Earning “levels” and “unlockables” has become a standard carrot-on-a-stick for multiplayer games, and perhaps that’s why they’re not as enticing as they once were. Not only are they common, but they’re no longer a proper indicator of personal skill. When I enter a match and see that I’m the highest level person in the room, rather than feel powerful, I wonder how many people here have already reached the maximum level and started over. In racing terms, how many of my opponents have already lapped me? Even if we take levels as an indicator of playtime, not skill, they’re still confusing because I don’t know who has reset their stats and who hasn’t. These standard systems of progression have become clichéd and that’s why the multiplayer in Assassin’s Creed: Revelations is so refreshing. It presents those same systems of progression in a new light.
Latest Blog Posts
There are about a dozen named characters in Need for Speed: The Run, but aside from some incidental cops and gangsters, only two characters are actually voiced: Jack and Sam, the protagonist and his sidekick. Despite the marketing for the game, it’s clear that The Run doesn’t really care about the story of The Run, yet it still manages to hit one right chord. The characters that don’t have a voice still have a name and a back story, and those simple bits of story make it more fun to race against them than against the other nameless drivers.
Be it writing online user guides for software programs or writing news articles, I’ve come to accept that the majority of what I write is disposable. An article for the newspaper will soon become the liner for someone’s bird cage. Another article will be quickly skimmed over and then forgotten as yet another article gets someone’s attention. It’s all part of the profession.
I could have worse jobs. As for others in the writing profession, I can’t think of a less enviable task than the writers for the 300-plus books that are scattered throughout the vast land known as Skyrim, the latest in the Elder Scrolls series. Last month, Bethesda’s massive, immersive role-playing game racked up more than $400 million in first week sales.
A good menu can set the tone for the rest of the game to come, or when done poorly, it can be a nuisance that players try to skip as fast as possible every time that they boot up a game. I’ve written twice before about some innovative menus, and since then, I’ve played three more games that I feel deserve special mention for how they handle this normally bland part of a game.
A lot of games this year have had great writing, from Portal 2 to L.A. Noire to (of course) Uncharted 3. But last year’s Enslaved: Odyssey to the West remains one of the best written games I’ve ever played.
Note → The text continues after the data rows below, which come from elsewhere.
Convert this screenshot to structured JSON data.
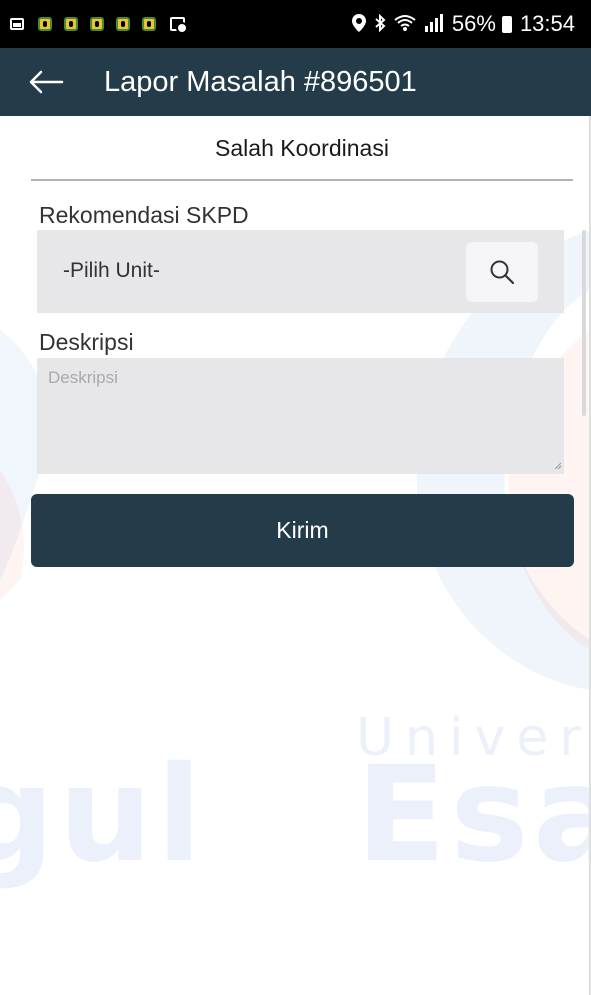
{
  "status_bar": {
    "battery": "56%",
    "time": "13:54",
    "left_icons": [
      "gallery-icon",
      "notification-icon",
      "notification-icon",
      "notification-icon",
      "notification-icon",
      "notification-icon",
      "screen-recorder-icon"
    ],
    "right_icons": [
      "location-icon",
      "bluetooth-icon",
      "wifi-icon",
      "signal-icon",
      "battery-icon"
    ]
  },
  "app_bar": {
    "title": "Lapor Masalah #896501",
    "back_icon": "arrow-left-icon",
    "background_color": "#243c49"
  },
  "form": {
    "section_title": "Salah Koordinasi",
    "skpd": {
      "label": "Rekomendasi SKPD",
      "value": "-Pilih Unit-",
      "search_icon": "search-icon"
    },
    "description": {
      "label": "Deskripsi",
      "placeholder": "Deskripsi",
      "value": ""
    },
    "submit_label": "Kirim",
    "submit_color": "#243c49"
  },
  "watermark": {
    "text_top": "Universit",
    "text_bottom_right": "Esa U",
    "text_bottom_left": "gul"
  }
}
Much of that stems from a script that goes out of its way to avoid exposition, always making sure to imply more than it explains. Two moments in particular stand out, and I still remember them vividly even a year after playing the game.